▸ **Exercise prompt**:
For the records below, count the lines containing the word "small" and reply with the number alone.

▸ **Supplied information**:

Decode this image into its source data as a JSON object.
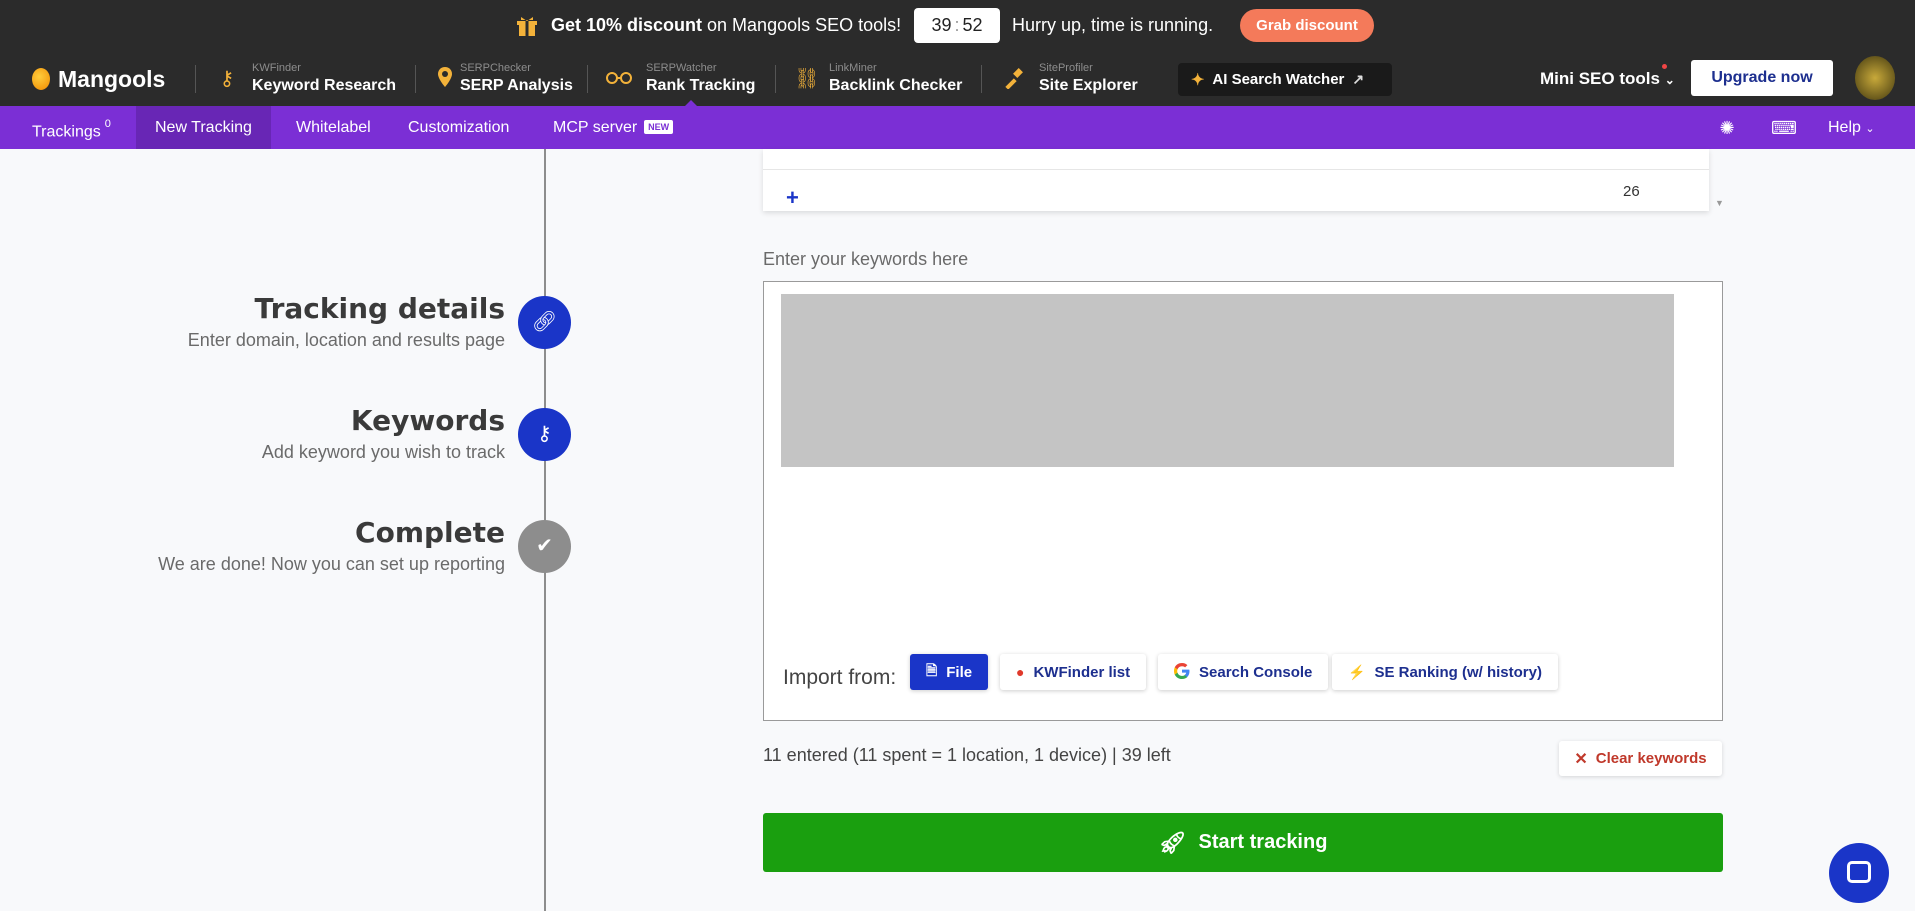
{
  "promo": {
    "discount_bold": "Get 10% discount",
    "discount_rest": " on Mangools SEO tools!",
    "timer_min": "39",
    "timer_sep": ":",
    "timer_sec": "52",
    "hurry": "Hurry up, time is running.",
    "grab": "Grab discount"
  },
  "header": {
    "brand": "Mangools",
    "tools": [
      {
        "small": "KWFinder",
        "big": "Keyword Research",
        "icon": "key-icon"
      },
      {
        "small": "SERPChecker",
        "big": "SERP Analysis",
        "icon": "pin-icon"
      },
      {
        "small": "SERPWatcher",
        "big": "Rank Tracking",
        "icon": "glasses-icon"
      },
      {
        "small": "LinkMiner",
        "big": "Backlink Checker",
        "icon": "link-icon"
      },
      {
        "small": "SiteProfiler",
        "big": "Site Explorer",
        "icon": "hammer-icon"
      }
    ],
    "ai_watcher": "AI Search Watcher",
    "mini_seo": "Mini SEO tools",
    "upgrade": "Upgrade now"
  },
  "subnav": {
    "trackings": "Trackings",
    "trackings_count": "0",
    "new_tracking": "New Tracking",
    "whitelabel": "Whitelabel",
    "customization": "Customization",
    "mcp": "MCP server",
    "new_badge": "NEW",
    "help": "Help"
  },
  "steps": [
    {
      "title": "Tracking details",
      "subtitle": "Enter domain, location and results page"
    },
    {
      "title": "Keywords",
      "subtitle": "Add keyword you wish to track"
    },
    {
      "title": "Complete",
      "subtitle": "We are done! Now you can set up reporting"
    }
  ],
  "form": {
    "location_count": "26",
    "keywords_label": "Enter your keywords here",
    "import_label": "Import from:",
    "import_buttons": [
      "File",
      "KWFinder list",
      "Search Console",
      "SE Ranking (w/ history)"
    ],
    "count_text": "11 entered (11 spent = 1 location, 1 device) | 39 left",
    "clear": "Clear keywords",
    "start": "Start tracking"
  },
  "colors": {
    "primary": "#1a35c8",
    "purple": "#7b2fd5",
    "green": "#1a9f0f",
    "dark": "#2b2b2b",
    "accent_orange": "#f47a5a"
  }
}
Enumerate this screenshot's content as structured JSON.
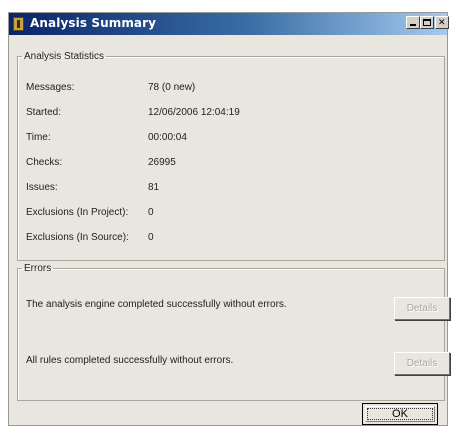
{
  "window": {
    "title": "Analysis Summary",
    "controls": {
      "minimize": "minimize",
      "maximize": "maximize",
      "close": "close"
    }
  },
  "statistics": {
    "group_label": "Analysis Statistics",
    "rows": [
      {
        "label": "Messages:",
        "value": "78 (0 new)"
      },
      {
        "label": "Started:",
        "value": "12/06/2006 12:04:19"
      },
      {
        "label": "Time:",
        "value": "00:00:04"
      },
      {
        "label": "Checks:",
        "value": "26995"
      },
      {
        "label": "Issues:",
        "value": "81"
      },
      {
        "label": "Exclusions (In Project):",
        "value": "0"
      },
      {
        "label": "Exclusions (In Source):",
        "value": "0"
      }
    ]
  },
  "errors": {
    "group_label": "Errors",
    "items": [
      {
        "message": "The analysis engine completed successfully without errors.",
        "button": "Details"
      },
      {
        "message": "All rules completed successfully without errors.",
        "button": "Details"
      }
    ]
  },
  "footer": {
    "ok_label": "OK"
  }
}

▸ **Response below**:
5